In 2020, NASA selected winners for a contract to collect lunar soil. NASA does not need lunar soil, but in creating this market, the private sector develops the capabilities to do it. It’s a minimal investment to get the future off the ground, and exemplifies the path for American space development.
Space Race 2.0
The recent acceleration of space policy stems from growing competition. As of 2021, China has beaten the United States in the number of successful launches in a calendar year. And although they still chase the United States in tonnage to orbit, these iterations narrow the technological gap. Additionally, recent missions to the moon and Mars demonstrate Chinese ambitions for discovery and settlement of deep space. At this trajectory, the U.S. Space Force believes China will exceed the United States by 2045, if not earlier.
This matters: Conflict already looms as both the United States and China aim for the same lunar settlement site, home to a unique composition of resource deposits. With the assistance of Russia, China’s lunar base is stated to be completed by 2027 – eight years ahead of the original plan. In terms of space development, these are startlingly fast timelines.
For the United States and its allies, this is very concerning. When it comes to trade, space is essentially a much larger version of Earth’s oceans. And in our modern world of global markets, those who control the substrate of trade wield enormous power. America’s naval fleet — which in terms of sheer tonnage is larger than the next 13 combined — has reinforced the greatest single period of prosperity in the history of mankind. Poor and destitute nations, without the ability to finance development and trade goods on their own, were given secure access to global consumer markets, effectively underwritten by the United States’ Navy. Today, 90% of the goods we use once sat on a container ship, often departing from ports thousands of miles away from their destination.

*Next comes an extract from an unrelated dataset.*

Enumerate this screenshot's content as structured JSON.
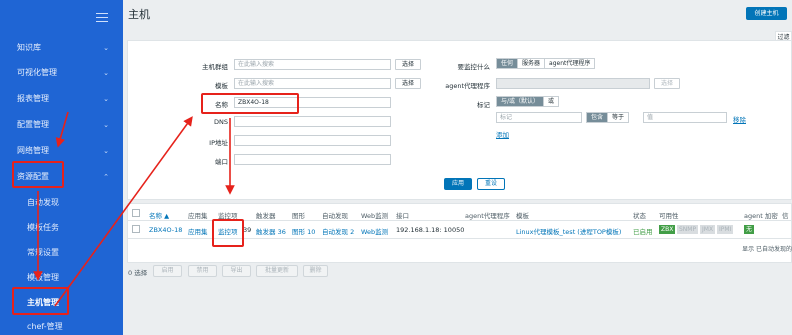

In particular, this is how China rose to prominence, becoming an industrial behemoth and lifting hundreds of millions of people out of poverty without a “blue-water” navy of its own, as was historically necessary for a trading power.
Dominion over the arteries of nations bequeaths special privileges and rule-making abilities at the international level. For example, convincing nations to ally with the United States and western institutions instead of the Soviet Union, in return for security and access to our markets. This was a good deal for many, and laid the foundation for the 21st century. How a space-centric global market evolves depends heavily on who controls the trade routes.
We are already witnessing the importance of space today. It is the ultimate height advantage, and modern conflicts are decided by capabilities in this domain. Take Ukraine for example, where satellites provide near real-time intelligence. Future conflicts will be determined by advanced targeting capabilities, point-to-point power projection, and a robust network of autonomous systems — all of which necessitate assets in space.
The new sea
Space is far too important to simply cede development to others. Control of this new sea and development of the space industrial base are paramount toward the continued strength of the United States, and the prolonging of a world of free markets and liberal democracies.
At the end of the day, this seismic effort requires the might of a strong, skillful, and, most of all, determined population. As a nation, we can accomplish this task ahead of us. That one small step might spawn another, then cast us forward into a stride — expanding our civilization into the pantheon of the heavens.
A new age is upon us. Climb aboard.
If you’re helping build the Space Industrial Base, or just want to chat about it, send me a note: rmcentush at a16z dot com